College Of Arts and Sciences | Crime, Mass Media, and Society
E104 | 0049 | Chermak, S.

Crime is among the top concerns of the American public.  Concern and
fear of crime is influenced by many different sources, including the
news media.  Newspapers, television stations, and radios are among
the most influential sources used by the public to develop opinions
about crime and the criminal justice system.  Moreover, the frequent
presentation of crime in entertainment sources increases the
importance of understanding the media images presented to the
public.  Although the images of crime and criminal justice are
important, our understanding of the media as a social control
institution is limited.  This points to the fundamental question
addressed in this course: What role does the mass media play in
crime control?  We will address this question in three ways.  First,
we will examine how media organizations relate to other social
control institutions.  For example, we will consider how news
organizations construct crime stories, and how the reliance on
police and court sources for crime information affects the images
presented about crime.  Second, it will be important to understand
the significance of the media images presented about crime, focusing
on how these images help establish community boundaries.  Third, we
will examine how media images can directly affect how the public
thinks about crime, politicians formulate policy, and criminal

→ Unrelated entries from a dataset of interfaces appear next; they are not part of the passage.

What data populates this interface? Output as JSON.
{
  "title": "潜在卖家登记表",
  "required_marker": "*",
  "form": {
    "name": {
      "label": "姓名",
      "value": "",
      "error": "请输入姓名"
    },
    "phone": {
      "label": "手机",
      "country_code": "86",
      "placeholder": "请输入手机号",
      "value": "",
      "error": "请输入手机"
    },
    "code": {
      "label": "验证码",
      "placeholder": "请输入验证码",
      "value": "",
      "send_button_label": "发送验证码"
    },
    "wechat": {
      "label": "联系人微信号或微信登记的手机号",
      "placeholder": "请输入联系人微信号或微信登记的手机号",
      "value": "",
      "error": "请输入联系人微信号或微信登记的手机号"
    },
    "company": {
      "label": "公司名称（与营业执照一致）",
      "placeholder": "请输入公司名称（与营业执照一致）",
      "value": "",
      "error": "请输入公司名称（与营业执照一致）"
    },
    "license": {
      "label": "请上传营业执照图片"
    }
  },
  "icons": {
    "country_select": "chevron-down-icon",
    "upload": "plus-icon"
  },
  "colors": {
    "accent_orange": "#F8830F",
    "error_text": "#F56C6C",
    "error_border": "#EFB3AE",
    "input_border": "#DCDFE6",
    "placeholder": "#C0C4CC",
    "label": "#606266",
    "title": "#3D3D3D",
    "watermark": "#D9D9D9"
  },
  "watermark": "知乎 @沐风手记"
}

justice professionals dispense justice.  The course will help
students understand the media's place in the social control
structure of our communities.